“People were speaking up, they were being received with support. The system was forced to respond,” Posner said. “It was kind of mind blowing. Because I went to Michigan and North Carolina. And it had never been that way.”

Since the release of the investigation, the University of Michigan’s Music, Theatre & Dance School has taken various steps to change the school’s culture. In the summer after The Daily investigations into Shipps and former Music, Theatre & Dance School professor David Daniels were published, glass panels were put in all office, classroom and practice room doors. The school also contracted with a law firm to conduct surveys on the school’s culture and climate.

Chloe described the importance of the glass panels.

“Being able to see into studios is a huge improvement. That is really important. And I think that that was structural,” Chloe said. “If you can’t see into the room, then you don’t know what’s going on in there. It’s a form of transparency.”

In his sentencing memo, Shea asked the judge to consider alternatives to incarcerating Shipps.

“Defense counsel asks the Court to consider a sentence that does not require incarceration or, if the Court determines that incarceration is necessary, a modest carceral sentence,” Shea wrote. 

Shea wrote that though Shipps had suffered from alcoholism since the age of 17, he found sobriety in 2009. Shea also wrote that Shipps became increasingly involved in his church in 2007.

“The ‘offender’ who will appear … for sentencing has been a much changed and better man for many years,” Shea wrote. 

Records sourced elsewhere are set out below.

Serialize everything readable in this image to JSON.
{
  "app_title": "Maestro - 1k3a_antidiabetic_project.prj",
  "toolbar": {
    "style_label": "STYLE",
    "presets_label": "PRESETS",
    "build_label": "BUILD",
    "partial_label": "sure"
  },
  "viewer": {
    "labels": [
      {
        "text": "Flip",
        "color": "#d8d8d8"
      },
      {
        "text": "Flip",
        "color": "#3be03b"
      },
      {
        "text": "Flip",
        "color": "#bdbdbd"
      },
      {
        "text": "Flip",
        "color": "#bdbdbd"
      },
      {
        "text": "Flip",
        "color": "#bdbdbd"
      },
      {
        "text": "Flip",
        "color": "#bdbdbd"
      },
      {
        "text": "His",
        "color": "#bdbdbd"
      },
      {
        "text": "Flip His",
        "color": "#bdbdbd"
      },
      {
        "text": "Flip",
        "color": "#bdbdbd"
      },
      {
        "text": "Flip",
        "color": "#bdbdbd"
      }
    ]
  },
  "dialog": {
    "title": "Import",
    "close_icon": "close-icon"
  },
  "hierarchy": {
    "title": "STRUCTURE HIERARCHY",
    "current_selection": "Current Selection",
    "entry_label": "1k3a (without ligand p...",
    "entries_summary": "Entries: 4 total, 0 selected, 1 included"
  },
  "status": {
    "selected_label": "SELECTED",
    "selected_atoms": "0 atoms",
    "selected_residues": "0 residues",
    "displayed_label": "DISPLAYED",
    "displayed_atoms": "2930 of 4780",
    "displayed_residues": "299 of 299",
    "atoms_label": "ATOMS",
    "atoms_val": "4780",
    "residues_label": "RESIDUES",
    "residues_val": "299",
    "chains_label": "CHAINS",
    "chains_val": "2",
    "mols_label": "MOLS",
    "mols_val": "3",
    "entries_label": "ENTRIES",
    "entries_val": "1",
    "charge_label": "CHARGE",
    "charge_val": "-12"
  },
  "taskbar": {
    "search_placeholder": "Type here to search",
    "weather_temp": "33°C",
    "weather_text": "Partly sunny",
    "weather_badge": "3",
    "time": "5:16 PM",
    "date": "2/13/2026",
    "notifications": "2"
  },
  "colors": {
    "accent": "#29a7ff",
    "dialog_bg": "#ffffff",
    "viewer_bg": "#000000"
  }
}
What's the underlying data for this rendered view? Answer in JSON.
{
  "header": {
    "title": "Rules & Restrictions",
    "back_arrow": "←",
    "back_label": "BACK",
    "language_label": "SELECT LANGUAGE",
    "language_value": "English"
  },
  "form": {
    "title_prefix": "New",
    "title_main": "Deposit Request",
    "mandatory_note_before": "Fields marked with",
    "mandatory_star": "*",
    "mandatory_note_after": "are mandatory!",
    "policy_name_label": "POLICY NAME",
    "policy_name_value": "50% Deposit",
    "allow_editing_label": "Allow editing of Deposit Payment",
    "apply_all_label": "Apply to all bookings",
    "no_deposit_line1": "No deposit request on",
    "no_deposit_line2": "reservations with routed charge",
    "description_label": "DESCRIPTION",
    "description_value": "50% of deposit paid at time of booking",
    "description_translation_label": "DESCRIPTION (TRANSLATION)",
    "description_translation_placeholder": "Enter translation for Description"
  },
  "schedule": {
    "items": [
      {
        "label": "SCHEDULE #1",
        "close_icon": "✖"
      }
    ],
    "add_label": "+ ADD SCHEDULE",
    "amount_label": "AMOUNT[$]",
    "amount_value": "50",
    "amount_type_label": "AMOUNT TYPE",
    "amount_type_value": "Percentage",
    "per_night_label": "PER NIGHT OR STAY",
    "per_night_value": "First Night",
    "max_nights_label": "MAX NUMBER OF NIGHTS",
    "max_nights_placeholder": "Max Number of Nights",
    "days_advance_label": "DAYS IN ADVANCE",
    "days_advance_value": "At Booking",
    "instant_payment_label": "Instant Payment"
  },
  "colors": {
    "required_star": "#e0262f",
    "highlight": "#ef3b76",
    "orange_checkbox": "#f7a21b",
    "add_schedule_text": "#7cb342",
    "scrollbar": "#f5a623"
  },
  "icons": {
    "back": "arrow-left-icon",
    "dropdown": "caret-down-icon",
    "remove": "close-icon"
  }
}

In court, Shea suggested that a sentence focusing on Shipps’s criminal actions in 2002 would ignore his subsequent efforts to improve his character.

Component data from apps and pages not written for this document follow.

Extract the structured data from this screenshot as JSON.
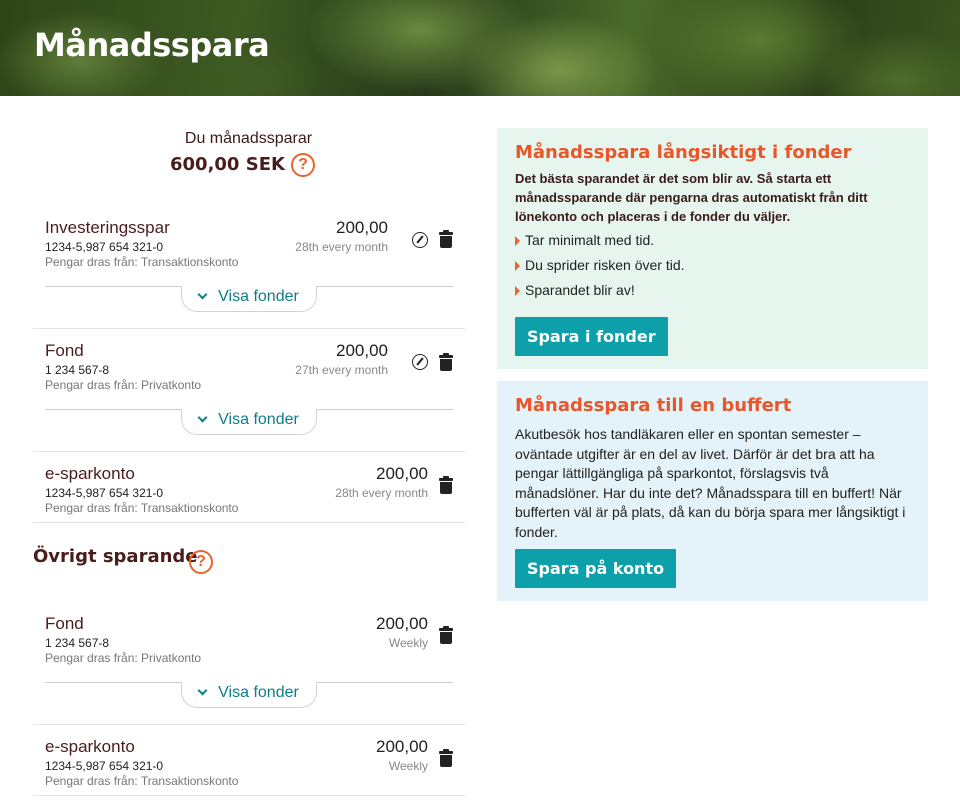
{
  "header": {
    "title": "Månadsspara"
  },
  "summary": {
    "label": "Du månadssparar",
    "total": "600,00 SEK",
    "help": "?"
  },
  "monthly_items": [
    {
      "name": "Investeringsspar",
      "account": "1234-5,987 654 321-0",
      "from": "Pengar dras från: Transaktionskonto",
      "amount": "200,00",
      "frequency": "28th every month",
      "show_funds": "Visa fonder"
    },
    {
      "name": "Fond",
      "account": "1 234 567-8",
      "from": "Pengar dras från: Privatkonto",
      "amount": "200,00",
      "frequency": "27th every month",
      "show_funds": "Visa fonder"
    },
    {
      "name": "e-sparkonto",
      "account": "1234-5,987 654 321-0",
      "from": "Pengar dras från: Transaktionskonto",
      "amount": "200,00",
      "frequency": "28th every month"
    }
  ],
  "other_savings": {
    "title": "Övrigt sparande",
    "help": "?",
    "items": [
      {
        "name": "Fond",
        "account": "1 234 567-8",
        "from": "Pengar dras från: Privatkonto",
        "amount": "200,00",
        "frequency": "Weekly",
        "show_funds": "Visa fonder"
      },
      {
        "name": "e-sparkonto",
        "account": "1234-5,987 654 321-0",
        "from": "Pengar dras från: Transaktionskonto",
        "amount": "200,00",
        "frequency": "Weekly"
      }
    ]
  },
  "promo_funds": {
    "heading": "Månadsspara långsiktigt i fonder",
    "lead": "Det bästa sparandet är det som blir av. Så starta ett månadssparande där pengarna dras automatiskt från ditt lönekonto och placeras i de fonder du väljer.",
    "bullets": [
      "Tar minimalt med tid.",
      "Du sprider risken över tid.",
      "Sparandet blir av!"
    ],
    "button": "Spara i fonder"
  },
  "promo_buffer": {
    "heading": "Månadsspara till en buffert",
    "body": "Akutbesök hos tandläkaren eller en spontan semester – oväntade utgifter är en del av livet. Därför är det bra att ha pengar lättillgängliga på sparkontot, förslagsvis två månadslöner. Har du inte det? Månadsspara till en buffert! När bufferten väl är på plats, då kan du börja spara mer långsiktigt i fonder.",
    "button": "Spara på konto"
  },
  "colors": {
    "accent_orange": "#e8562a",
    "teal": "#0ea0aa",
    "brown": "#4a1d1d",
    "green_card": "#e6f6ee",
    "blue_card": "#e4f3f9"
  }
}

“Focusing simply on the offense ignores the great progress that (Shipps) has made in his life since that time,” Shea said.

Carter wrote in an email to The Daily about Shipps’s privilege.

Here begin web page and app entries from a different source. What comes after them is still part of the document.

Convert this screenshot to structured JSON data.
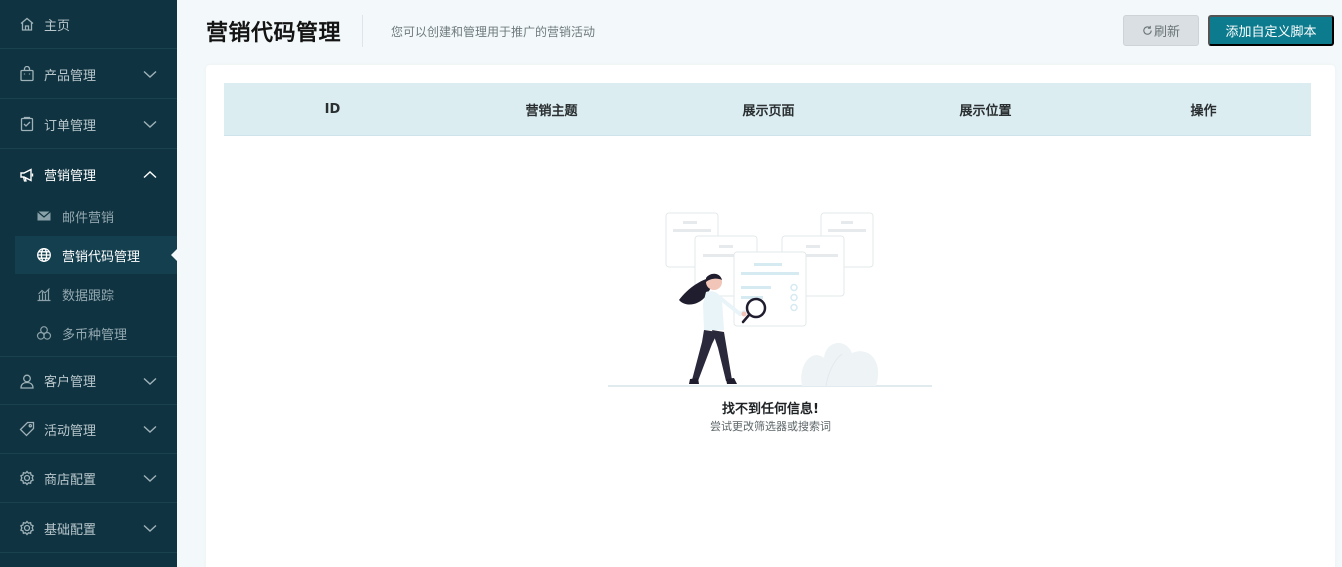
{
  "sidebar": {
    "items": [
      {
        "label": "主页",
        "icon": "home-icon"
      },
      {
        "label": "产品管理",
        "icon": "shopping-bag-icon"
      },
      {
        "label": "订单管理",
        "icon": "clipboard-icon"
      },
      {
        "label": "营销管理",
        "icon": "megaphone-icon",
        "open": true
      },
      {
        "label": "客户管理",
        "icon": "user-icon"
      },
      {
        "label": "活动管理",
        "icon": "tag-icon"
      },
      {
        "label": "商店配置",
        "icon": "gear-icon"
      },
      {
        "label": "基础配置",
        "icon": "gear-icon"
      }
    ],
    "sub_items": [
      {
        "label": "邮件营销",
        "icon": "mail-icon"
      },
      {
        "label": "营销代码管理",
        "icon": "globe-icon",
        "active": true
      },
      {
        "label": "数据跟踪",
        "icon": "bar-chart-icon"
      },
      {
        "label": "多币种管理",
        "icon": "coins-icon"
      }
    ]
  },
  "header": {
    "title": "营销代码管理",
    "description": "您可以创建和管理用于推广的营销活动",
    "refresh_label": "刷新",
    "add_label": "添加自定义脚本"
  },
  "table": {
    "columns": [
      "ID",
      "营销主题",
      "展示页面",
      "展示位置",
      "操作"
    ],
    "rows": []
  },
  "empty": {
    "title": "找不到任何信息!",
    "subtitle": "尝试更改筛选器或搜索词"
  },
  "colors": {
    "sidebar_bg": "#0f3340",
    "accent": "#0c7b8e",
    "table_header_bg": "#dcedf2",
    "page_bg": "#f3f9fa"
  }
}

“This is what privilege buys you,” Carter wrote. “Shipps faces sentencing concerning only one of his many abuses.”

Shea also argued in his sentencing memo that Shipps has taken ownership of his harmful actions.

“Shipps pleaded guilty. His acceptance of responsibility has been sincere and his remorse is deeply felt,” Shea wrote. “He had no desire to cause further distress to the (victim of the criminal charges) by contesting the charges. He fully agrees that he should make restitution for the harm he caused her.”

Posner argued in a recent interview that Shipps’s guilty plea spoke not to Shipps’s ownership, but to the effects of The Daily’s reporting.

“I don’t think it speaks to his finding some conscience. I think it speaks to the public’s response, to the fact that it’s all out there now in an article,” Posner said. “I don’t think any of us think it’s remotely sincere.”

In a press statement after Shipps’s sentencing, James C. Harris III, HSI Detroit deputy special agent in charge, spoke of the bravery of the numerous women who spoke out about Shipps’s alleged harassment and abuse. (The Department of Homeland Security aided in the criminal investigation.)

“It is my hope that today’s sentencing can bring some closure to Shipps’s victims and sends a powerful message to others in positions of trust that if you prey on the vulnerable, you will be held accountable for your actions,” Harris said.

U.S. Attorney Dawn Ison also commented in the press statement on the many women who have spoken out about Shipps.

“I want to commend the brave young women who, after many years, found the courage to come forward and expose the abuse they suffered at the hands of Shipps,” Ison stated.

The 15-year-old former student from the criminal charge has never been interviewed by The Daily. In interviews and emails with The Daily, five other survivors expressed shock and disbelief at Shipps’s claim that he has accepted responsibility for his actions and expressed remorse.

Though they’ve repeatedly been contacted by law enforcement officials, none of the survivors who spoke with The Daily have received any communications from Shipps.

In an interview after the sentencing, Maureen O’Boyle, the only named survivor in The Daily’s 2018 article, spoke of Shipps’s claims of remorse for his actions in 2002.

“You’d have to imagine that if his remorse was sincere, I would have heard from him,” O’Boyle said. “Only he knows how many women should have heard from him.”

Focal Point Reporter Sammy Sussman can be reached at